* What you are asked to do
Each record must be printed exactly as given.

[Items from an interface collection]
"""
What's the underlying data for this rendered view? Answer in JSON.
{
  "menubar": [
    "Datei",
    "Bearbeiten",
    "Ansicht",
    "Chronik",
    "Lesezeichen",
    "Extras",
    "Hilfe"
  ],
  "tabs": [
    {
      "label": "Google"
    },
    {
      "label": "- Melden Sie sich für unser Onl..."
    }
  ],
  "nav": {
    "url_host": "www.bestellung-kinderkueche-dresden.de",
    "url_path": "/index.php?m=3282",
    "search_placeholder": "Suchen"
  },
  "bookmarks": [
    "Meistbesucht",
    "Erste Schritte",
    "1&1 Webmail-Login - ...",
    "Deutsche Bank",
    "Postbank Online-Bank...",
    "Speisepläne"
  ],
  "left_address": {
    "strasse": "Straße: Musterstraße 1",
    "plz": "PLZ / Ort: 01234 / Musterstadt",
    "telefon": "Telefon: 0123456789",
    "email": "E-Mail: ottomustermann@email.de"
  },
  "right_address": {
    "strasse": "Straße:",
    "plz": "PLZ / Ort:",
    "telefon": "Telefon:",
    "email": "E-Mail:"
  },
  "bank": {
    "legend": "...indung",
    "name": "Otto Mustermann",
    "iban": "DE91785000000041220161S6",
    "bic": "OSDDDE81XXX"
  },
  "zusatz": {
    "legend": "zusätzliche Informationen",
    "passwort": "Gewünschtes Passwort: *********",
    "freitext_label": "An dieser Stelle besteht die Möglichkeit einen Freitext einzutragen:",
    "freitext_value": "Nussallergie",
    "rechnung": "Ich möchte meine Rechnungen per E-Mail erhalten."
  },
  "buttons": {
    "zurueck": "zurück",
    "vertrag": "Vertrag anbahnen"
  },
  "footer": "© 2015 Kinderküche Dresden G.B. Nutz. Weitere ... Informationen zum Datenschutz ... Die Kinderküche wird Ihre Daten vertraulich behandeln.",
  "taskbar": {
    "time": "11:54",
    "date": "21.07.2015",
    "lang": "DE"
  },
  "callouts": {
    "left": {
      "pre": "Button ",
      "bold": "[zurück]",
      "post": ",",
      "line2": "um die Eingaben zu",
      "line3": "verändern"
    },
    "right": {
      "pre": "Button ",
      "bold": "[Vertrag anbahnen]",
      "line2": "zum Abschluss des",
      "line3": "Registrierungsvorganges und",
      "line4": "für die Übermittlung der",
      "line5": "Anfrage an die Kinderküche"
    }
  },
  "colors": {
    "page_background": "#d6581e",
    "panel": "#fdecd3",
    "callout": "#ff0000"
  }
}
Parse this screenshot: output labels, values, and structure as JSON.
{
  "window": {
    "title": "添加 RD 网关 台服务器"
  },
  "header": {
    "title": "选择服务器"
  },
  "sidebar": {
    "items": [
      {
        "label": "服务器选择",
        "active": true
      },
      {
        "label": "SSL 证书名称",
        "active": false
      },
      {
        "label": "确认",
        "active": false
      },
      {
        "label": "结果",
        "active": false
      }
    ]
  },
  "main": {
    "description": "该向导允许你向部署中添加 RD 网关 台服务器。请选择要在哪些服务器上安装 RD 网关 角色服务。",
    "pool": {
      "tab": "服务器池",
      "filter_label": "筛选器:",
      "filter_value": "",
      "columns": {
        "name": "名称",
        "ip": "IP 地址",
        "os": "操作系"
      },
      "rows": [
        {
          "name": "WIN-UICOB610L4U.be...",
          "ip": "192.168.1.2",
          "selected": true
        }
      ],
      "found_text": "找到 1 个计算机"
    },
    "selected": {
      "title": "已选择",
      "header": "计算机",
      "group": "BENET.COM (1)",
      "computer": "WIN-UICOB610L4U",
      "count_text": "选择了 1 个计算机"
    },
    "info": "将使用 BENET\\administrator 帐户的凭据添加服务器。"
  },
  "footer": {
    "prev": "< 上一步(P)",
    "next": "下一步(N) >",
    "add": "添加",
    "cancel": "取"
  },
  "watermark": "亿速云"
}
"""
* Response
What's the underlying data for this rendered view? Answer in JSON.
{
  "menubar": [
    "Datei",
    "Bearbeiten",
    "Ansicht",
    "Chronik",
    "Lesezeichen",
    "Extras",
    "Hilfe"
  ],
  "tabs": [
    {
      "label": "Google"
    },
    {
      "label": "- Melden Sie sich für unser Onl..."
    }
  ],
  "nav": {
    "url_host": "www.bestellung-kinderkueche-dresden.de",
    "url_path": "/index.php?m=3282",
    "search_placeholder": "Suchen"
  },
  "bookmarks": [
    "Meistbesucht",
    "Erste Schritte",
    "1&1 Webmail-Login - ...",
    "Deutsche Bank",
    "Postbank Online-Bank...",
    "Speisepläne"
  ],
  "left_address": {
    "strasse": "Straße: Musterstraße 1",
    "plz": "PLZ / Ort: 01234 / Musterstadt",
    "telefon": "Telefon: 0123456789",
    "email": "E-Mail: ottomustermann@email.de"
  },
  "right_address": {
    "strasse": "Straße:",
    "plz": "PLZ / Ort:",
    "telefon": "Telefon:",
    "email": "E-Mail:"
  },
  "bank": {
    "legend": "...indung",
    "name": "Otto Mustermann",
    "iban": "DE91785000000041220161S6",
    "bic": "OSDDDE81XXX"
  },
  "zusatz": {
    "legend": "zusätzliche Informationen",
    "passwort": "Gewünschtes Passwort: *********",
    "freitext_label": "An dieser Stelle besteht die Möglichkeit einen Freitext einzutragen:",
    "freitext_value": "Nussallergie",
    "rechnung": "Ich möchte meine Rechnungen per E-Mail erhalten."
  },
  "buttons": {
    "zurueck": "zurück",
    "vertrag": "Vertrag anbahnen"
  },
  "footer": "© 2015 Kinderküche Dresden G.B. Nutz. Weitere ... Informationen zum Datenschutz ... Die Kinderküche wird Ihre Daten vertraulich behandeln.",
  "taskbar": {
    "time": "11:54",
    "date": "21.07.2015",
    "lang": "DE"
  },
  "callouts": {
    "left": {
      "pre": "Button ",
      "bold": "[zurück]",
      "post": ",",
      "line2": "um die Eingaben zu",
      "line3": "verändern"
    },
    "right": {
      "pre": "Button ",
      "bold": "[Vertrag anbahnen]",
      "line2": "zum Abschluss des",
      "line3": "Registrierungsvorganges und",
      "line4": "für die Übermittlung der",
      "line5": "Anfrage an die Kinderküche"
    }
  },
  "colors": {
    "page_background": "#d6581e",
    "panel": "#fdecd3",
    "callout": "#ff0000"
  }
}
Parse this screenshot: output labels, values, and structure as JSON.
{
  "window": {
    "title": "添加 RD 网关 台服务器"
  },
  "header": {
    "title": "选择服务器"
  },
  "sidebar": {
    "items": [
      {
        "label": "服务器选择",
        "active": true
      },
      {
        "label": "SSL 证书名称",
        "active": false
      },
      {
        "label": "确认",
        "active": false
      },
      {
        "label": "结果",
        "active": false
      }
    ]
  },
  "main": {
    "description": "该向导允许你向部署中添加 RD 网关 台服务器。请选择要在哪些服务器上安装 RD 网关 角色服务。",
    "pool": {
      "tab": "服务器池",
      "filter_label": "筛选器:",
      "filter_value": "",
      "columns": {
        "name": "名称",
        "ip": "IP 地址",
        "os": "操作系"
      },
      "rows": [
        {
          "name": "WIN-UICOB610L4U.be...",
          "ip": "192.168.1.2",
          "selected": true
        }
      ],
      "found_text": "找到 1 个计算机"
    },
    "selected": {
      "title": "已选择",
      "header": "计算机",
      "group": "BENET.COM (1)",
      "computer": "WIN-UICOB610L4U",
      "count_text": "选择了 1 个计算机"
    },
    "info": "将使用 BENET\\administrator 帐户的凭据添加服务器。"
  },
  "footer": {
    "prev": "< 上一步(P)",
    "next": "下一步(N) >",
    "add": "添加",
    "cancel": "取"
  },
  "watermark": "亿速云"
}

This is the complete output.